Minister for the Environment David Parker said he would rather not pay for the clean-up, but the government’s hands were tied.
“I don’t want to sound too churlish, it is good the smelter has come to the party for half of that extra money, and it is good that the … third party who processes it into a safe material are also assisting,” Parker said.
“It’s a good thing, but it leaves a slightly sour taste in the mouth that we’re having to pay taxpayer’s money.
“I think people that cause pollution should pay for it, rather than others, as a general proposition. And I thought that applied here.
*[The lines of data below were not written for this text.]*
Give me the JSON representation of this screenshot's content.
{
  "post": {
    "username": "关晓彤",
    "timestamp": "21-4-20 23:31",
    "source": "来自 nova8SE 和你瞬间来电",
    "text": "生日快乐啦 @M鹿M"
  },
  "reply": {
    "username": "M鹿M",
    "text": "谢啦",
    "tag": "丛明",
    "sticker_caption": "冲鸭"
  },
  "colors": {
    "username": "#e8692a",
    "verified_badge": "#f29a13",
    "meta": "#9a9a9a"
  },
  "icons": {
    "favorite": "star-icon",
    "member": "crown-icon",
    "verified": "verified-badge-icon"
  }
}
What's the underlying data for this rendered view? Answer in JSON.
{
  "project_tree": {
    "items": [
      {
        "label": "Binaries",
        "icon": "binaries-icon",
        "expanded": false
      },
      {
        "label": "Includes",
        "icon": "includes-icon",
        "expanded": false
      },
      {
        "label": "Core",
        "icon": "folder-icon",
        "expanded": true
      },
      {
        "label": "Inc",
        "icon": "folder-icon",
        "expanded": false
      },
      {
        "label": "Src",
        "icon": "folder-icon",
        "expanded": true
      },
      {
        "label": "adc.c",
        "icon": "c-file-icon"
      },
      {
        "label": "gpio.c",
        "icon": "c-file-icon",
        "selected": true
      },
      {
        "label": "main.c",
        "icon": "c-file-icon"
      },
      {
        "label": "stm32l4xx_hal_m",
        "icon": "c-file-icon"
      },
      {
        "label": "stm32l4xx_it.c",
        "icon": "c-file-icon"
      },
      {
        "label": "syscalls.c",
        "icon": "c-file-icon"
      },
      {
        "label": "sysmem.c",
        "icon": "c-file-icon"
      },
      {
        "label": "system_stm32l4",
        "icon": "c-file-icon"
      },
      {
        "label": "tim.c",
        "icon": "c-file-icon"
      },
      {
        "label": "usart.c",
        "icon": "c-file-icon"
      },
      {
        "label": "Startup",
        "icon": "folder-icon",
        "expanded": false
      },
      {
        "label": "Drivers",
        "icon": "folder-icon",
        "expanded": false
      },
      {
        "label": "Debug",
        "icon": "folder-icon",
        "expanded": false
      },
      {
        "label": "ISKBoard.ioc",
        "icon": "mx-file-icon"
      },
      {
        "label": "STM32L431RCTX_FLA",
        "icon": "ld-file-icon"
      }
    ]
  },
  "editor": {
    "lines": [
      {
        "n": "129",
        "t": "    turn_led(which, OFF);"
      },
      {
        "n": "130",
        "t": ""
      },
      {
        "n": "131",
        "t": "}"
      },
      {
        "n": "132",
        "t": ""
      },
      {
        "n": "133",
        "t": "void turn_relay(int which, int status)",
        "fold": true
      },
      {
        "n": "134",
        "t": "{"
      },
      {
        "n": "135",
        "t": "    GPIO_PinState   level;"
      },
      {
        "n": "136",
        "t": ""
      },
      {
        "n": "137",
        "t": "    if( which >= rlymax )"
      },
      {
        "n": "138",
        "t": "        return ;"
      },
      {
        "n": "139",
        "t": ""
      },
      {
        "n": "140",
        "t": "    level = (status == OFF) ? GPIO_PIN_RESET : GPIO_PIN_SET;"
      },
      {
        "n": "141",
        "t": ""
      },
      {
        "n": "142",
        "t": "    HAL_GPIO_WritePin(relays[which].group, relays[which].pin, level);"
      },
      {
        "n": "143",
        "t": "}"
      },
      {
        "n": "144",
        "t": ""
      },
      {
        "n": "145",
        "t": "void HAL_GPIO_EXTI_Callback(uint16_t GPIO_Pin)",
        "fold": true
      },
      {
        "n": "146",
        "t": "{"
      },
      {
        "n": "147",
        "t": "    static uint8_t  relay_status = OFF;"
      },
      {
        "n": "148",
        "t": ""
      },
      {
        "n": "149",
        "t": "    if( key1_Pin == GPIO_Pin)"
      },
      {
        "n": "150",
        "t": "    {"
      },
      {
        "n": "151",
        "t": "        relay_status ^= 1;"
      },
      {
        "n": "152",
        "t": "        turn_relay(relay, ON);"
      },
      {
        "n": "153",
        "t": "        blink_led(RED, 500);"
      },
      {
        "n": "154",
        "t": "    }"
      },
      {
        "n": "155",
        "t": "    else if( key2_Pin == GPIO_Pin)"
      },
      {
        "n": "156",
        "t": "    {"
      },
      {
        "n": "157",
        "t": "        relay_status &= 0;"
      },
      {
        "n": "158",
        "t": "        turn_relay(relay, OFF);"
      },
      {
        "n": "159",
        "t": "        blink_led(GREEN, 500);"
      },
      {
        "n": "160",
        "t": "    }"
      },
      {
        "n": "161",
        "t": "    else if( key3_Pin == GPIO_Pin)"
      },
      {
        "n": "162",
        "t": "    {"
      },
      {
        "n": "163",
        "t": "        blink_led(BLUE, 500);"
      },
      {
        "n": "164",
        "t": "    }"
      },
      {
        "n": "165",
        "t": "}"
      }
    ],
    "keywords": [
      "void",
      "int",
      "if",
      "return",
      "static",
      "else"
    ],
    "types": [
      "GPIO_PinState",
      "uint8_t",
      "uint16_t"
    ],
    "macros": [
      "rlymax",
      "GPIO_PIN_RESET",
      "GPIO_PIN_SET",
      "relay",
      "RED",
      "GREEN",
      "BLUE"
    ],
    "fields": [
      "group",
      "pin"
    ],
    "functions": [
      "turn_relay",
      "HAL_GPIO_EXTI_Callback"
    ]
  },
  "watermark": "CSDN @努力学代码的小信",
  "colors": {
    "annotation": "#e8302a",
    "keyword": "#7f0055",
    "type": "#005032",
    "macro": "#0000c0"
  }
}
There have been various deals done in the past that have compromised the Crown’s position and I as minister am bound by those agreements so our freedom of movement was … narrower than you might want, but we’ve now resolved it and we can moved forward.”
As for other ouvea premix storage locations in Southland, Parker said he would “not predetermine what might be the case for other issues that might arise”.
Te Runanga O Ngāi Tahu operations manager Terry Nicholas said the news was a “huge relief”.
The dumping site was right in the middle of what had been a traditional harvesting site for the iwi.
“It’s welcomed, and we must congratulate the Mataura Community Action Group … and minister Parker.”
Mataura resident Lisa King said there had been agreements before with no change.
“So with more than one entity being in on the clean up bill I’m very sceptical of what’s going on… I’m just hoping it is gone.”
The smelter should be held accountable for anywhere the product had been dumped, she said.
Nicholas said he could “rest assured it is getting removed, but I have to agree with [King’s] sentiments and concerns too, because there has been a lot of promises around here and people have pulled out.
“This community has just lived in hope that it will be gone and I can just see the window of opportunity that it is gone.”